What you need to do:
Lines holding the string "arrow" are the ones to copy; find them all in the data.

Data for this task:
┌──
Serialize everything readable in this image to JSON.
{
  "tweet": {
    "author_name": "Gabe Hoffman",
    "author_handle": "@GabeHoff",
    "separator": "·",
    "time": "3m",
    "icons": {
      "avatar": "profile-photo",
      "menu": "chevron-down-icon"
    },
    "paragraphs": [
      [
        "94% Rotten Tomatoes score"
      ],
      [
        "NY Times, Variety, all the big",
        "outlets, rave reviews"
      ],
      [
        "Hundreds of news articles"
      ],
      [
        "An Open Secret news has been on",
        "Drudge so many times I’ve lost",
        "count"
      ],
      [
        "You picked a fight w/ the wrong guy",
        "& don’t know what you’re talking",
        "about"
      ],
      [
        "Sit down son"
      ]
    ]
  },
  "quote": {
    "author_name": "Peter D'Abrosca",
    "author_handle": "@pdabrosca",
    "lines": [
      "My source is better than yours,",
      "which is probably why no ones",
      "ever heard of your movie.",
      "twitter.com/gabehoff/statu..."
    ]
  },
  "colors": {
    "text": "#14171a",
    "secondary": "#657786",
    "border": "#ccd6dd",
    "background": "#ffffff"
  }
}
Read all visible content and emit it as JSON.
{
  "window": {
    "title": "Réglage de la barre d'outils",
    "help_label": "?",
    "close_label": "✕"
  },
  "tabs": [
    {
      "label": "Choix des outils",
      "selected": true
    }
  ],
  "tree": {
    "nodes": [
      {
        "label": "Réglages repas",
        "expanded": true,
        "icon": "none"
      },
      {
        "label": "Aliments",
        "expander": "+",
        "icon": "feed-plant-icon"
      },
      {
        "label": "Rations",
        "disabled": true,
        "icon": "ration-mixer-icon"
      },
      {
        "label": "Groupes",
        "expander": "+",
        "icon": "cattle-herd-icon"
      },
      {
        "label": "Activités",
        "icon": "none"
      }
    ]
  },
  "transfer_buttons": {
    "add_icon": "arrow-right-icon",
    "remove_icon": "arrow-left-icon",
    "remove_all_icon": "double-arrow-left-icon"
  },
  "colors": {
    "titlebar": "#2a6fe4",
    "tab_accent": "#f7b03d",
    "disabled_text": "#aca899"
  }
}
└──
Finished exercise:
    "add_icon": "arrow-right-icon",
    "remove_icon": "arrow-left-icon",
    "remove_all_icon": "double-arrow-left-icon"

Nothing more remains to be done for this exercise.